_Prompt_:
Your answer must repeat all of the entries word for word, without any images.

_The data_:
──────────────────────────────
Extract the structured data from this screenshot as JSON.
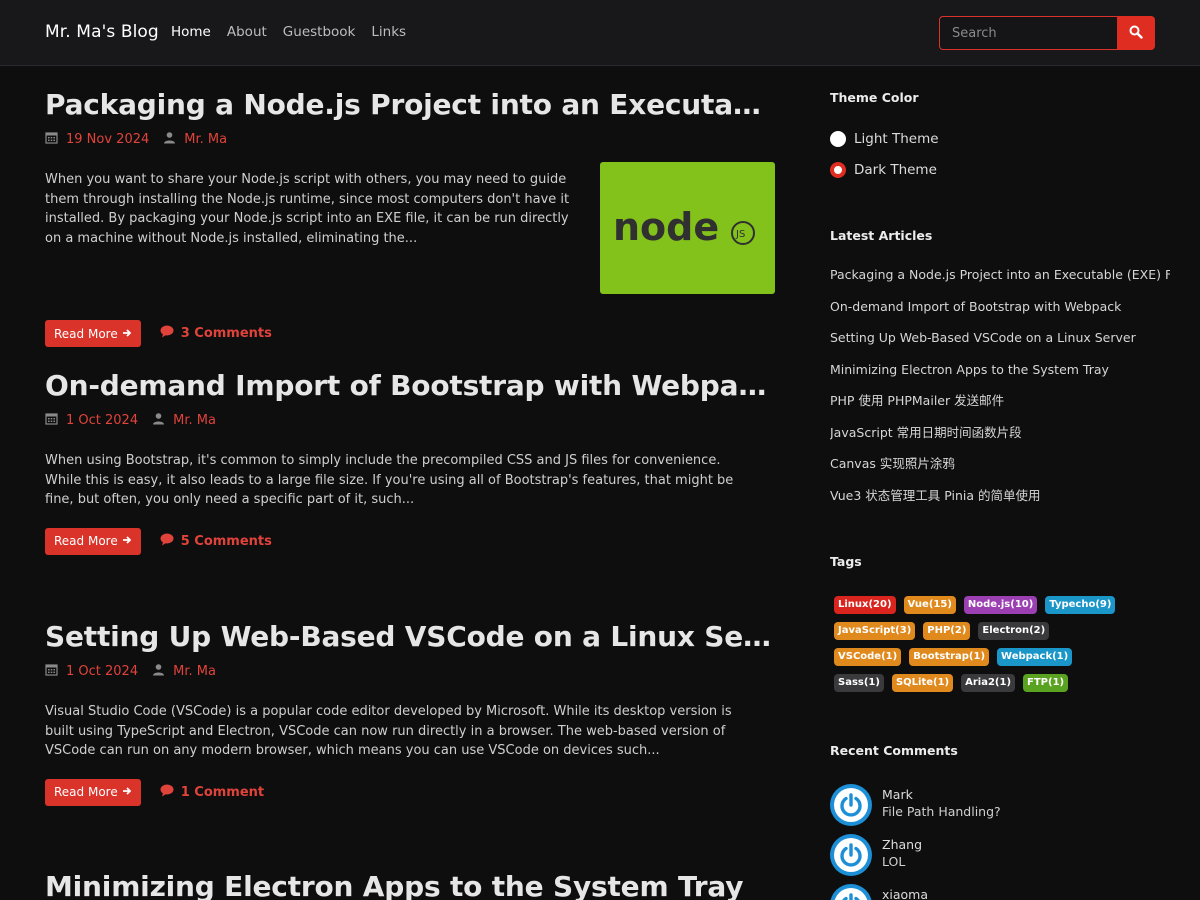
{
  "navbar": {
    "brand": "Mr. Ma's Blog",
    "links": [
      "Home",
      "About",
      "Guestbook",
      "Links"
    ],
    "search_placeholder": "Search"
  },
  "posts": [
    {
      "title": "Packaging a Node.js Project into an Executable (EXE) File",
      "date": "19 Nov 2024",
      "author": "Mr. Ma",
      "excerpt": "When you want to share your Node.js script with others, you may need to guide them through installing the Node.js runtime, since most computers don't have it installed. By packaging your Node.js script into an EXE file, it can be run directly on a machine without Node.js installed, eliminating the...",
      "thumbnail_text": "node",
      "thumbnail_badge": "JS",
      "read_more": "Read More",
      "comments": "3 Comments"
    },
    {
      "title": "On-demand Import of Bootstrap with Webpack",
      "date": "1 Oct 2024",
      "author": "Mr. Ma",
      "excerpt": "When using Bootstrap, it's common to simply include the precompiled CSS and JS files for convenience. While this is easy, it also leads to a large file size. If you're using all of Bootstrap's features, that might be fine, but often, you only need a specific part of it, such...",
      "read_more": "Read More",
      "comments": "5 Comments"
    },
    {
      "title": "Setting Up Web-Based VSCode on a Linux Server",
      "date": "1 Oct 2024",
      "author": "Mr. Ma",
      "excerpt": "Visual Studio Code (VSCode) is a popular code editor developed by Microsoft. While its desktop version is built using TypeScript and Electron, VSCode can now run directly in a browser. The web-based version of VSCode can run on any modern browser, which means you can use VSCode on devices such...",
      "read_more": "Read More",
      "comments": "1 Comment"
    },
    {
      "title": "Minimizing Electron Apps to the System Tray"
    }
  ],
  "sidebar": {
    "theme": {
      "title": "Theme Color",
      "options": [
        "Light Theme",
        "Dark Theme"
      ],
      "selected": "Dark Theme"
    },
    "latest": {
      "title": "Latest Articles",
      "items": [
        "Packaging a Node.js Project into an Executable (EXE) File",
        "On-demand Import of Bootstrap with Webpack",
        "Setting Up Web-Based VSCode on a Linux Server",
        "Minimizing Electron Apps to the System Tray",
        "PHP 使用 PHPMailer 发送邮件",
        "JavaScript 常用日期时间函数片段",
        "Canvas 实现照片涂鸦",
        "Vue3 状态管理工具 Pinia 的简单使用"
      ]
    },
    "tags": {
      "title": "Tags",
      "items": [
        {
          "label": "Linux(20)",
          "color": "#d9251d"
        },
        {
          "label": "Vue(15)",
          "color": "#e08a1e"
        },
        {
          "label": "Node.js(10)",
          "color": "#9b3fb3"
        },
        {
          "label": "Typecho(9)",
          "color": "#1a96c8"
        },
        {
          "label": "JavaScript(3)",
          "color": "#e08a1e"
        },
        {
          "label": "PHP(2)",
          "color": "#e08a1e"
        },
        {
          "label": "Electron(2)",
          "color": "#3a3a3d"
        },
        {
          "label": "VSCode(1)",
          "color": "#e08a1e"
        },
        {
          "label": "Bootstrap(1)",
          "color": "#e08a1e"
        },
        {
          "label": "Webpack(1)",
          "color": "#1a96c8"
        },
        {
          "label": "Sass(1)",
          "color": "#3a3a3d"
        },
        {
          "label": "SQLite(1)",
          "color": "#e08a1e"
        },
        {
          "label": "Aria2(1)",
          "color": "#3a3a3d"
        },
        {
          "label": "FTP(1)",
          "color": "#5aa320"
        }
      ]
    },
    "recent_comments": {
      "title": "Recent Comments",
      "items": [
        {
          "name": "Mark",
          "text": "File Path Handling?"
        },
        {
          "name": "Zhang",
          "text": "LOL"
        },
        {
          "name": "xiaoma",
          "text": ""
        }
      ]
    }
  },
  "colors": {
    "accent": "#e02d22",
    "background": "#0e0e0f",
    "navbar": "#18181b",
    "node_green": "#83c11b"
  }
}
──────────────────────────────
_Response below_:
Extract the structured data from this screenshot as JSON.
{
  "navbar": {
    "brand": "Mr. Ma's Blog",
    "links": [
      "Home",
      "About",
      "Guestbook",
      "Links"
    ],
    "search_placeholder": "Search"
  },
  "posts": [
    {
      "title": "Packaging a Node.js Project into an Executable (EXE) File",
      "date": "19 Nov 2024",
      "author": "Mr. Ma",
      "excerpt": "When you want to share your Node.js script with others, you may need to guide them through installing the Node.js runtime, since most computers don't have it installed. By packaging your Node.js script into an EXE file, it can be run directly on a machine without Node.js installed, eliminating the...",
      "thumbnail_text": "node",
      "thumbnail_badge": "JS",
      "read_more": "Read More",
      "comments": "3 Comments"
    },
    {
      "title": "On-demand Import of Bootstrap with Webpack",
      "date": "1 Oct 2024",
      "author": "Mr. Ma",
      "excerpt": "When using Bootstrap, it's common to simply include the precompiled CSS and JS files for convenience. While this is easy, it also leads to a large file size. If you're using all of Bootstrap's features, that might be fine, but often, you only need a specific part of it, such...",
      "read_more": "Read More",
      "comments": "5 Comments"
    },
    {
      "title": "Setting Up Web-Based VSCode on a Linux Server",
      "date": "1 Oct 2024",
      "author": "Mr. Ma",
      "excerpt": "Visual Studio Code (VSCode) is a popular code editor developed by Microsoft. While its desktop version is built using TypeScript and Electron, VSCode can now run directly in a browser. The web-based version of VSCode can run on any modern browser, which means you can use VSCode on devices such...",
      "read_more": "Read More",
      "comments": "1 Comment"
    },
    {
      "title": "Minimizing Electron Apps to the System Tray"
    }
  ],
  "sidebar": {
    "theme": {
      "title": "Theme Color",
      "options": [
        "Light Theme",
        "Dark Theme"
      ],
      "selected": "Dark Theme"
    },
    "latest": {
      "title": "Latest Articles",
      "items": [
        "Packaging a Node.js Project into an Executable (EXE) File",
        "On-demand Import of Bootstrap with Webpack",
        "Setting Up Web-Based VSCode on a Linux Server",
        "Minimizing Electron Apps to the System Tray",
        "PHP 使用 PHPMailer 发送邮件",
        "JavaScript 常用日期时间函数片段",
        "Canvas 实现照片涂鸦",
        "Vue3 状态管理工具 Pinia 的简单使用"
      ]
    },
    "tags": {
      "title": "Tags",
      "items": [
        {
          "label": "Linux(20)",
          "color": "#d9251d"
        },
        {
          "label": "Vue(15)",
          "color": "#e08a1e"
        },
        {
          "label": "Node.js(10)",
          "color": "#9b3fb3"
        },
        {
          "label": "Typecho(9)",
          "color": "#1a96c8"
        },
        {
          "label": "JavaScript(3)",
          "color": "#e08a1e"
        },
        {
          "label": "PHP(2)",
          "color": "#e08a1e"
        },
        {
          "label": "Electron(2)",
          "color": "#3a3a3d"
        },
        {
          "label": "VSCode(1)",
          "color": "#e08a1e"
        },
        {
          "label": "Bootstrap(1)",
          "color": "#e08a1e"
        },
        {
          "label": "Webpack(1)",
          "color": "#1a96c8"
        },
        {
          "label": "Sass(1)",
          "color": "#3a3a3d"
        },
        {
          "label": "SQLite(1)",
          "color": "#e08a1e"
        },
        {
          "label": "Aria2(1)",
          "color": "#3a3a3d"
        },
        {
          "label": "FTP(1)",
          "color": "#5aa320"
        }
      ]
    },
    "recent_comments": {
      "title": "Recent Comments",
      "items": [
        {
          "name": "Mark",
          "text": "File Path Handling?"
        },
        {
          "name": "Zhang",
          "text": "LOL"
        },
        {
          "name": "xiaoma",
          "text": ""
        }
      ]
    }
  },
  "colors": {
    "accent": "#e02d22",
    "background": "#0e0e0f",
    "navbar": "#18181b",
    "node_green": "#83c11b"
  }
}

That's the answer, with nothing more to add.